"That was the choice I made. That was the choice that I thought was the best one. I was embarrassed for the president's behavior, and I saw no benefit whatsoever in filing a complaint," she said.
But now, Willey says she is going public because "I think that too many lies are being told, too many lives are being ruined. And I think it's time for the truth to come out."
NOW leader, Hatch say Willey may damage Clinton
On Sunday, a key feminist leader and a top-ranking Republican senator said if Willey's charges prove true, they could be severely damaging to Clinton.
"This is not just sexual harassment, if it's true. It's sexual assault," Patricia Ireland, president of the National Organization For Women, said on CNN's "Late Edition."
"Now we are talking about real sexual predators, and we are now talking about people in power using that power to take advantage of women," Ireland said.
Senate Judiciary Committee Chairman Orrin Hatch said if Willey's allegations hold up, "then I have to tell you I think that this presidency will be over."

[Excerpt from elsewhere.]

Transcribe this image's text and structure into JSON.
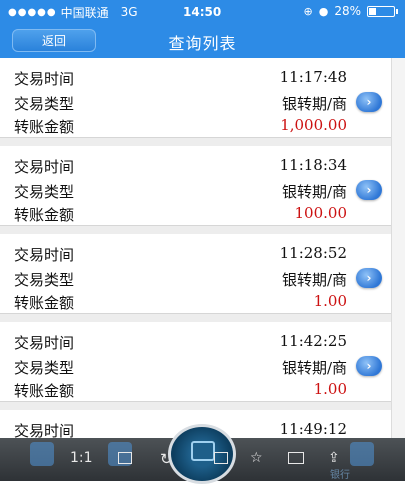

Clinton's lawyers went on the offensive on the Sunday talk shows, saying Willey has given several different versions of what she says happened and that there is evidence that "seriously undercuts" her claims.
Among that evidence is an affidavit given by a friend of Willey's, Julie Steele, who said Willey asked her to lie about the alleged encounter with Clinton.
Steele maintains that Willey asked her to say that Willey had told her about the encounter at the time it happened, when Willey actually had not. She signed the affidavit at the request of the president's lawyers.
Willey says she believes Steele was pressured into making the statement.
"I think that the White House wanted to try to discredit me, and they found a pawn in her," Willey said.
Willey says she was pressured by Bennett
In her "60 Minutes" interview, Willey would not discuss allegations that Nathan Landow, a wealthy Democratic contributor from Maryland, tried to pressure her to keep quiet. That alleged incident is the subject of an FBI probe, and Willey's attorney advised her not to discuss it.
But Willey told Bradley she felt pressured by Bennett, who met with her and suggested she would need a criminal lawyer.
"The insinuation to me was that Mr. Bennett was implying that I was going to face some kind of a criminal charge for perjury or something else and that I would need ... an inside Washington lawyer. And I didn't, and I don't," Willey said.
Bennett denied the allegation and told CBS if Willey said that, she is lying.
Willey: Tripp bitter and vengeful
Linda Tripp with Monica Lewinsky
In the CBS interview, Willey also paints Linda Tripp, the former White House aide at the center of the Monica Lewinsky controversy, as bitter and vengeful.
Willey says she ran into Tripp in the White House shortly after her encounter with Clinton in 1993 and told her what had happened. Subsequently, Willey got a part-time job in the White House counsel's office while Tripp was transferred to a post in the Pentagon.
A few months later, Willey says she had a conversation with Tripp, who made insinuations about why Willey had gotten her job, and told Willey that "they want me out of (the White House) because I know what happened."
Willey says Tripp "ended the conversation by saying, 'I'm going to get you and ... everyone else in this place before this is all over.'"
Tripp's lawyer told CBS that Tripp denies ever having said that she was out to get anyone.
Willey says she was singled out by Clinton in 1992
Willey also told "60 Minutes" about a previous incident during the 1992 campaign, when Clinton saw Willey at the airport in Richmond while on his way to nearby Williamsburg for a presidential debate.
She said Clinton sent someone over to get her phone number and that he later called her. He was having one of his recurring bouts with hoarseness at the time, and after she jokingly suggested that he needed some chicken soup, Clinton asked her to bring some to him.
But Willey said she decided not to go meet Clinton.
"My instincts told me he wasn't interested in chicken soup," she said.
CNN's John King contributed to this report.